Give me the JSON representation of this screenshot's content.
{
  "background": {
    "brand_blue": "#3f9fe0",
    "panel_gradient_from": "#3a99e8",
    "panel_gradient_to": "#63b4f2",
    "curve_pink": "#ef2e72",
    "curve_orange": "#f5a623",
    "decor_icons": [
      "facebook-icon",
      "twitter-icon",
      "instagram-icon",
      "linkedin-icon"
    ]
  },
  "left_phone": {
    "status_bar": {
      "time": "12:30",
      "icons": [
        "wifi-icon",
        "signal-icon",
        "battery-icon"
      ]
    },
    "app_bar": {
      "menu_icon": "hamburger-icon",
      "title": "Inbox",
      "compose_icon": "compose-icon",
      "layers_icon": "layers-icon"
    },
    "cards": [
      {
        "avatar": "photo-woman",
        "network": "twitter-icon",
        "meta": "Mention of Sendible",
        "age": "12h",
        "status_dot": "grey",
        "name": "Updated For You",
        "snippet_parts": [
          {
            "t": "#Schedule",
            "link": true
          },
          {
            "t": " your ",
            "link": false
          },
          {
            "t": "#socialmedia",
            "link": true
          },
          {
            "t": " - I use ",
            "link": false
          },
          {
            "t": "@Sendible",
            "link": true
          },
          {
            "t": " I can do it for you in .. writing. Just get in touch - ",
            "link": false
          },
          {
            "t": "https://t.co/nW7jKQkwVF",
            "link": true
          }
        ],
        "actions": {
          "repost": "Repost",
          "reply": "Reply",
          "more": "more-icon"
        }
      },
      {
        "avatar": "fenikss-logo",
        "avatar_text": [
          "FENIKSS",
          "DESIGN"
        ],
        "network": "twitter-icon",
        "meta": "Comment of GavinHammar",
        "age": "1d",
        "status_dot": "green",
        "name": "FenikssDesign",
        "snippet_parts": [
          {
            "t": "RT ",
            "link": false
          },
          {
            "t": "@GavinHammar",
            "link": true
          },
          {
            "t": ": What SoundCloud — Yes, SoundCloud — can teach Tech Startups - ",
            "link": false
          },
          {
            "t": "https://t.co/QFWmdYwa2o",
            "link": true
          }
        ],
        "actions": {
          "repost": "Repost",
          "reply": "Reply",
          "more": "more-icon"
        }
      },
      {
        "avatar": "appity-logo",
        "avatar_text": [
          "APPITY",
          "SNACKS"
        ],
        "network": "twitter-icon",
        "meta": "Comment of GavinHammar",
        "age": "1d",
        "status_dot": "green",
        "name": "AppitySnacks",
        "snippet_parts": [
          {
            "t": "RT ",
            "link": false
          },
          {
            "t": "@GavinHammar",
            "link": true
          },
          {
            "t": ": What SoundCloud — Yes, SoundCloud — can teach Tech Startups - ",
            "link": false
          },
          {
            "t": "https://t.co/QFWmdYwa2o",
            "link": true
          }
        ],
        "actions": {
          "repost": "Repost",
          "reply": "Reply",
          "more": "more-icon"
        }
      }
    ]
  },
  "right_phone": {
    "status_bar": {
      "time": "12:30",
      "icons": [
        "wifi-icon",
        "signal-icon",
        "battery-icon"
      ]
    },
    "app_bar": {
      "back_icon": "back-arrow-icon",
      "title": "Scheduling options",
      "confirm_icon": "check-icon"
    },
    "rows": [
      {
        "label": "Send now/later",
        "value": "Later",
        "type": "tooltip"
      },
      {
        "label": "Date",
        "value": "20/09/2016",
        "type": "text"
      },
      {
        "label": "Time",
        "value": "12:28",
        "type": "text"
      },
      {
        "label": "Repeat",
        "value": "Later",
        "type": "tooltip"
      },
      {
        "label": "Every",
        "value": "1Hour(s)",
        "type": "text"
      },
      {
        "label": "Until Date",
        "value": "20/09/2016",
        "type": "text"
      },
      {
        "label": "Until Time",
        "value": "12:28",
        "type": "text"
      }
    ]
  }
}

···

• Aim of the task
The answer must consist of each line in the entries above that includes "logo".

• Response to this exercise
        "avatar": "fenikss-logo",
        "avatar": "appity-logo",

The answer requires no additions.